  • That topographic agnosia can be from birth (congenital) or acquired.
  • That topographic agnosia is likely a part of integrative agnosia.
  • Why using a map may not always be helpful.
  • Different suggestions for support with topographic agnosia.

Next lesson, Level 11a Brain Disorders of Visual Processing, Palinopsia

Level 10 Full Checklist

You should understand...

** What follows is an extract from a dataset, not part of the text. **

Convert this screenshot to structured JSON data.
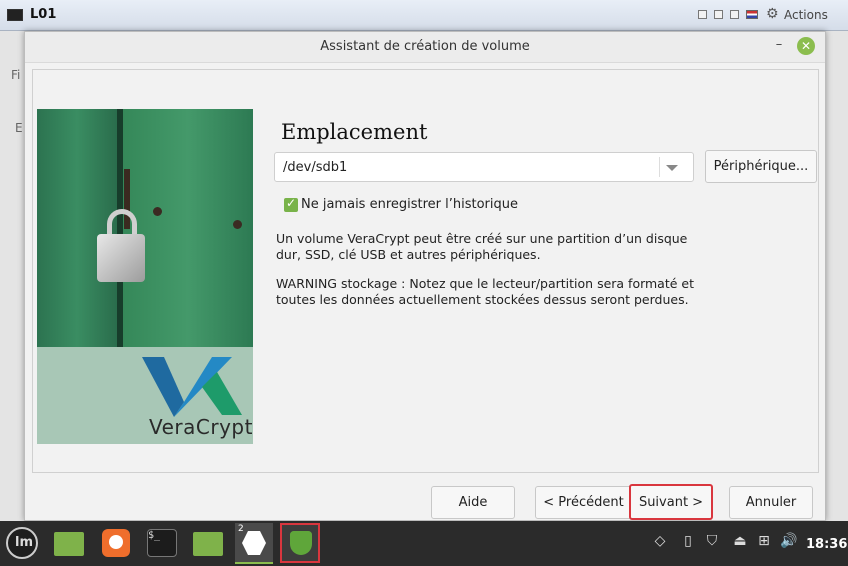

  • What the word prosopagnosia means
  • That prosopagnosia is sometimes called face blindness
  • That prosopagnosia is a cause of impaired facial recognition, not the only cause
  • Why 'see / memory / match' are needed to recognise a face
  • Which of 'see / memory / match' can be a factor with prosopagnosia
  • That prosopagnosia can be from birth or acquired
  • The part of the brain where most people's stores of faces are located
  • How many people are affected by prosopagnosia
  • Other difficulties people affected by prosopagnosia may have
  • That to recognise a face is different from not knowing the person the face is attached to
  • What a shape is
  • That shape is a property of the object
  • By objects we mean inanimate objects and why in relation to regions of the brain
  • The importance of recognising shapes
  • Shape and object agnosia can be from birth or acquired
  • Shape and object agnosia can be mild or severe
  • What hydrocephalus is
  • Why hydrocephalus can lead to shape and object agnosia
  • What integrated agnosia is
  • Why shape and object agnosia is easily missed
  • Why shape and object agnosia can cause profound learning difficulties
  • Ways to adapt when affected by shape and object agnosia
  • Why language can be a useful adaptive strategy
  • What the word topographic means
  • What topographic agnosia relates to
  • The difference between a route and a map
  • The link between topographic agnosia and prosopagnosia
  • That routes can be long and complex or short and less complex
  • That topographic agnosia can be mild or severe
  • That topographic agnosia can be from birth (congenital) or acquired
  • That topographic agnosia is likely a part of integrative agnosia
  • Why using a map may not always be helpful
  • Different suggestions for support with topographic agnosia

Congratulations on completing level 10!Congratulations on completing level 10!

HELP SUPPORT US

Your generous donations will be put to immediate use in supporting our charity...

Donate Here

About Us

At CVI Scotland we are devoted to helping people understand cerebral visual impairments, and together working towards developing the understanding of this complex condition.